An important question is whether some of the domains in this challenges space are a higher priority to explore than others, and if so, for which purpose. For example, domains 1–3, lying along the diagonal from the lower left to upper right, represent futures in which socioeconomic challenges to mitigation co-vary with challenges to adaptation. In contrast, domains 4 and 5 indicate futures in which challenges are high to either mitigation, or to adaptation, but not both. It is possible that the drivers of these challenges are more likely to co-vary, which would favor focusing on the SSPs along the diagonal, but this question remains to be explored. In many cases, the determinants of mitigative and adaptive capacity are similar and can be conceptualized as a more general “response capacity” (Klein et al. 2007; Tompkins and Adger 2005). For example, human and social capital are important determinants for both, and the broader concept of resilience may be quite relevant here as well (Miller et al. 2010). On the other hand, these capacities need not share the same determinants (Hallegatte et al. 2011), because (for example) institutions important to adaptation challenges, such as disaster relief organizations and agricultural extension services, are not necessarily the same ones that are important to mitigation challenges. Furthermore the challenges to mitigation and adaptation as conceptualized here include not just response capacity, but also other elements of development pathways such as those that would lead to high reference emissions or to high levels of sensitivity to climate change.
Domains, socioeconomic pathways, and SSPs
In principle, all possible socioeconomic development pathways could be mapped to the challenges space, and any given domain of that space could contain a very large number of such pathways. The set of SSPs is intended to consist of a single pathway from each domain that is developed in order to be widely shared across research groups and studies in order to improve consistency and comparability of results and facilitate assessment of the literature produced. This approach keeps the number of socioeconomic pathways manageable, at the risk of appearing to simplify the complexity of drivers of mitigative and adaptive capacity (Rozenberg et al. 2013).

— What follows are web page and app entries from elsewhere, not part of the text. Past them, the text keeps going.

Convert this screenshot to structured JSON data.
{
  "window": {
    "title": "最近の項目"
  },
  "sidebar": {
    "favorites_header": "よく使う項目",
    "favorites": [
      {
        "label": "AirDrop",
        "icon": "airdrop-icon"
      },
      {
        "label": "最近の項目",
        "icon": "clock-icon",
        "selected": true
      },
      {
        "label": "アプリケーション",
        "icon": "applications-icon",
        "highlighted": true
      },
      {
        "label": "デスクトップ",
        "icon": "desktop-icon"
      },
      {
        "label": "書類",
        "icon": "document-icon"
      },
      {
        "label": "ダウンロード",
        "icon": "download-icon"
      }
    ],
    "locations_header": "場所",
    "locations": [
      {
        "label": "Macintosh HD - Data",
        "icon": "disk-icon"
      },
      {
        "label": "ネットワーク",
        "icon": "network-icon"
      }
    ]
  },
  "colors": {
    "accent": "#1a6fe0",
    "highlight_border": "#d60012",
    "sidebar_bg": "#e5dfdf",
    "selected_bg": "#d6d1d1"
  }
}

A further consideration is that the SSP should set the boundary conditions within which regional and sectoral variation could occur. For example, some pathways might envision response capacities that are low in some parts of the world and high in others, or that transition from one state to another over time. An additional consideration is that some futures may not be the most plausible outcomes, but nonetheless may be equally (or even more) important to explore given their potential consequences.